The WA AustCyber Hub has also partnered with ECU since 2018 to relaunch the Cyber Check Me program to assist small businesses and not-for-profits with their basic cybersecurity safeguards. Foundation partners include the Cities of Joondalup and Wanneroo and North Metropolitan TAFE. Advice is provided in line with the Essential 8 Cyber Mitigation Strategies which provides easily understood cyber hygiene practices.
A small cyber army of predominantly second year computer science students with a major in cybersecurity and Advanced Diploma students from North Metropolitan TAFE deliver the program through pop-ups at industry events (pre-COVID) with a migration now to online consultations with businesses.
Practising Cyber Hygiene
Further, here are some simple steps that defence industry SMEs could take to protect their business from cybercrime:
- Baseline cyber hygiene should emphasise:
- strong passwords for all devices and for your home WIFI,
- having a reliable VPN technology installed to secure remote connections,
- checking the software you use is patched with the latest versions and updates.
- Be aware that cyber-attacks are rising in the COVID-19 era and ensure that emails and texts are from reputable sources before you choose to respond or act.
- Be aware of Multi-Factor Authentication and set up if you are able.
- Make sure that key staff members can be reached instantly if a critical decision needs to be made if there is an incident or breach.
- Consider what you would do in the event of an incident and who you would call for assistance.
The COVID-19 global pandemic has created a new environment that almost solely relies on trusted digital interactions. Business continuity now firmly lies within the context of a risk posture and framework. The nature, type and volume of cyber attacks has increased and will continue to increase into the foreseeable future. Cyber attacks will rely on users becoming fatigued with controls, permissions and safeguards. Therefore the defence industry must be aware of the sources of truth they access to remedy any cyber challenges they face.

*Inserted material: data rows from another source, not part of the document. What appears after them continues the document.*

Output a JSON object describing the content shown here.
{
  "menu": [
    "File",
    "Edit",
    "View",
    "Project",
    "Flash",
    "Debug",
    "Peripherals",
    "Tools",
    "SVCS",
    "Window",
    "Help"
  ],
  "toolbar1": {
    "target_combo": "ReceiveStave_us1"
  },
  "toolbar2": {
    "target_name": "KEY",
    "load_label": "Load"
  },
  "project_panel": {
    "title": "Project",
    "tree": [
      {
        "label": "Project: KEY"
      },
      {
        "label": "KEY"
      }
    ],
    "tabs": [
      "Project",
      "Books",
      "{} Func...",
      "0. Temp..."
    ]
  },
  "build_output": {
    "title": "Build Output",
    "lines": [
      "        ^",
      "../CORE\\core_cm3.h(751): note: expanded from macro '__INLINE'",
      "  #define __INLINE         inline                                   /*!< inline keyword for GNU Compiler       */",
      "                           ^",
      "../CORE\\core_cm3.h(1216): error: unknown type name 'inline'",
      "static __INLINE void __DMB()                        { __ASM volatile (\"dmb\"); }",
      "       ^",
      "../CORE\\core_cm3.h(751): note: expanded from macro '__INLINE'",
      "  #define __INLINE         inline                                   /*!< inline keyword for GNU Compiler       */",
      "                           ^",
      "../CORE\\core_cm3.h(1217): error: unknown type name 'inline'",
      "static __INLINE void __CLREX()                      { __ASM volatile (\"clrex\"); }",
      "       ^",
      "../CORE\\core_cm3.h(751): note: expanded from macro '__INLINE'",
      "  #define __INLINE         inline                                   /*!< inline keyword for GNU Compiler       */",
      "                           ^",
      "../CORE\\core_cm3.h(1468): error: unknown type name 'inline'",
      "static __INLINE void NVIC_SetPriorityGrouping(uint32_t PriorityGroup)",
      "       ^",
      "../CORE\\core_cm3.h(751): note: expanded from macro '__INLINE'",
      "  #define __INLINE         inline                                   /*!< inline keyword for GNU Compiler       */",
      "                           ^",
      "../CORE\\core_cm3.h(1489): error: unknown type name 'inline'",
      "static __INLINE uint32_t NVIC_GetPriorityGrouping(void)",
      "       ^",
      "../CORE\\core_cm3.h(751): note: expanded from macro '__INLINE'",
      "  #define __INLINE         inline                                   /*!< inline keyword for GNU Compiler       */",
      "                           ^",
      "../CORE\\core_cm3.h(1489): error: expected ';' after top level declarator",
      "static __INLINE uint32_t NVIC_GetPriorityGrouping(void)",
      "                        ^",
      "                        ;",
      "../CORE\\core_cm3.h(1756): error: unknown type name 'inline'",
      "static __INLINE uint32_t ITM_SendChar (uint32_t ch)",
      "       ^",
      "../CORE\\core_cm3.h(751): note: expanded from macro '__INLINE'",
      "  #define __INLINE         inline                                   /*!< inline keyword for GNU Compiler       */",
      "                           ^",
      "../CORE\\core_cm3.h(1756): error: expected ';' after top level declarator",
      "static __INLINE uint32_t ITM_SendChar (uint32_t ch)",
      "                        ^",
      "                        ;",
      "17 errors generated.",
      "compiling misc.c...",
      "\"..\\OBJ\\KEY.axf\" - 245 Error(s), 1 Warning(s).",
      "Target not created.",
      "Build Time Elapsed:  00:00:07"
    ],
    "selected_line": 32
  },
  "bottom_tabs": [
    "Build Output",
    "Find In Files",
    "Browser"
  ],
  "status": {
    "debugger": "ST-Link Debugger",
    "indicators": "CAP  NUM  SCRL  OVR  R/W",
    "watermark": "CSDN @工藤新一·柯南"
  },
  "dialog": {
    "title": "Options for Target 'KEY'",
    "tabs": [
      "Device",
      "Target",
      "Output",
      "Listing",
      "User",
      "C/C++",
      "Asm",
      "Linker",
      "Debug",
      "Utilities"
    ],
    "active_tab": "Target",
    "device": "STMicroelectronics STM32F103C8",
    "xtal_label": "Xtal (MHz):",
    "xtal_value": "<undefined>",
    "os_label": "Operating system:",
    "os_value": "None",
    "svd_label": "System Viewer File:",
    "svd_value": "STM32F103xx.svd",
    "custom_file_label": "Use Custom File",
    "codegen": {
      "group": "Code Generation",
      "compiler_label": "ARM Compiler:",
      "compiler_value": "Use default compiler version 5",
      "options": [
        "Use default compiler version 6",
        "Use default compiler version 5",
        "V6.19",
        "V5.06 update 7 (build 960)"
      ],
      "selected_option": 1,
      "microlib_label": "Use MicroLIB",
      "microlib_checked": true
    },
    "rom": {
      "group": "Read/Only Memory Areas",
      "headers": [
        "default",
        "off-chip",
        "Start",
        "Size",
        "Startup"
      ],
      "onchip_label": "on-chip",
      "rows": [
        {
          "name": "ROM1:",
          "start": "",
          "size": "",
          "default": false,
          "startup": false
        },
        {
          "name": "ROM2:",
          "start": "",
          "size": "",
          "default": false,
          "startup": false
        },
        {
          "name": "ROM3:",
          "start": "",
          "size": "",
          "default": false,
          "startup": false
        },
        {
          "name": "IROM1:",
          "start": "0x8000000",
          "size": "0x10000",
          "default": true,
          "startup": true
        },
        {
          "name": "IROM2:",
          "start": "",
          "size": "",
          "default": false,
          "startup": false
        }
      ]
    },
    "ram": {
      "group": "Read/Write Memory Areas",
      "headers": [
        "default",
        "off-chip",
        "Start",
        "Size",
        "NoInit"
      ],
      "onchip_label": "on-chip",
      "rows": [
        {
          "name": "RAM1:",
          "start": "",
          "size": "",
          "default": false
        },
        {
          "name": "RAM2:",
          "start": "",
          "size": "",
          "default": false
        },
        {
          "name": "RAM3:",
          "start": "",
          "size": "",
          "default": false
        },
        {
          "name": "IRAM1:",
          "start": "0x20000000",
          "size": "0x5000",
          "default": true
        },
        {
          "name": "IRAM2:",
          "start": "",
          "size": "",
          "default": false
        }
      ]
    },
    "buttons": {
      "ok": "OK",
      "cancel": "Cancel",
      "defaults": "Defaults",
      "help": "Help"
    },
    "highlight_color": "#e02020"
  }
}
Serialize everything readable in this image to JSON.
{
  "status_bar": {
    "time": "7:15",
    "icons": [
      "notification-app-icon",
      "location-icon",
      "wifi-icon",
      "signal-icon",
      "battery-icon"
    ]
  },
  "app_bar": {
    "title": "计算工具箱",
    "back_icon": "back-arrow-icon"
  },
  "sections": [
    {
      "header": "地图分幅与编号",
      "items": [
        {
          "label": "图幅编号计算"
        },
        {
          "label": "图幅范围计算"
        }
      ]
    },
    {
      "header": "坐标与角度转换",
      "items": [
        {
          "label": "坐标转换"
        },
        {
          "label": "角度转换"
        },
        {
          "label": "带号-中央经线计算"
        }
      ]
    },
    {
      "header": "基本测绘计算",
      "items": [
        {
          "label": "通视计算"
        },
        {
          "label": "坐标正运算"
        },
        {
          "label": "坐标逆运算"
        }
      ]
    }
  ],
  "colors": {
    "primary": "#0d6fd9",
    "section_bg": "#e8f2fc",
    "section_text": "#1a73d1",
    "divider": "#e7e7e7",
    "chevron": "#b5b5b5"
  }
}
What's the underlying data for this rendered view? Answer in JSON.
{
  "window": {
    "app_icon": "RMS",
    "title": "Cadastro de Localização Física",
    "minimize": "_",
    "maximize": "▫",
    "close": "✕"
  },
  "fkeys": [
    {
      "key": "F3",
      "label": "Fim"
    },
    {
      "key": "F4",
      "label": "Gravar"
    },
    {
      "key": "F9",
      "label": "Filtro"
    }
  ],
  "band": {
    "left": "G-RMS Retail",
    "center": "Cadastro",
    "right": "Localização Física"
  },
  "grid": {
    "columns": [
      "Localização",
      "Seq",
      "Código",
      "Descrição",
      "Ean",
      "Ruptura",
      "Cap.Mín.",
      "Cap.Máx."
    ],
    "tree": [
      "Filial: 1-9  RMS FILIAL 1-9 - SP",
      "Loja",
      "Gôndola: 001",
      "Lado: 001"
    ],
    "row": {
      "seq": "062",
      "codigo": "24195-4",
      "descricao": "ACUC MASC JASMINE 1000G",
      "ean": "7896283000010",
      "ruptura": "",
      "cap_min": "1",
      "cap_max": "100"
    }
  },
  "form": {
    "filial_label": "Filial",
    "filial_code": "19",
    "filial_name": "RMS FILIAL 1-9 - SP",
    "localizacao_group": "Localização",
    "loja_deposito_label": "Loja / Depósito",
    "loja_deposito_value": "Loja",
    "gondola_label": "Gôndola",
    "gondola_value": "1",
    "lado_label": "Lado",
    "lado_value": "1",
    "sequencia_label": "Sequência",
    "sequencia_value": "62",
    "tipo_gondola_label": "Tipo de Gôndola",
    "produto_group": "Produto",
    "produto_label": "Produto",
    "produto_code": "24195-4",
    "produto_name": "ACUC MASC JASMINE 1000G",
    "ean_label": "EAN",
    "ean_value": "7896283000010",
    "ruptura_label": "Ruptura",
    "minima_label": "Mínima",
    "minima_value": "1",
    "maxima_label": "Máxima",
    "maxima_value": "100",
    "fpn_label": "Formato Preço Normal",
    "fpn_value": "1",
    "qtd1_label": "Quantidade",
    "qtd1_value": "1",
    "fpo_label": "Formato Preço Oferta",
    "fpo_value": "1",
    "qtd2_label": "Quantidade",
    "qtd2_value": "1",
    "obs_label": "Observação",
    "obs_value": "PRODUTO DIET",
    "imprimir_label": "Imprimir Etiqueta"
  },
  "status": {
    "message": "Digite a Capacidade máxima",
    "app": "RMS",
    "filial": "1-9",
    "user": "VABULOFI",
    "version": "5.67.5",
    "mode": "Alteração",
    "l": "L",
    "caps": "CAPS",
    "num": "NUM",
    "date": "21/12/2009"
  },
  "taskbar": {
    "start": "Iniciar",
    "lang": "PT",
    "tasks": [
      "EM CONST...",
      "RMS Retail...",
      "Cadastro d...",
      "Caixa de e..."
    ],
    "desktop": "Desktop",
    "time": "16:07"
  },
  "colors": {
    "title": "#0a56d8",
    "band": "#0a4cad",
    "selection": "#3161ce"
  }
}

AustCyber and organisations like it offer up-to-date free advice and links to Australian organisations and technologies that can navigate businesses through this transition time.
Disclaimer: The views expressed in this article are that of the author’s only, and do not necessarily represent the views of WA DEFENCE REVIEW.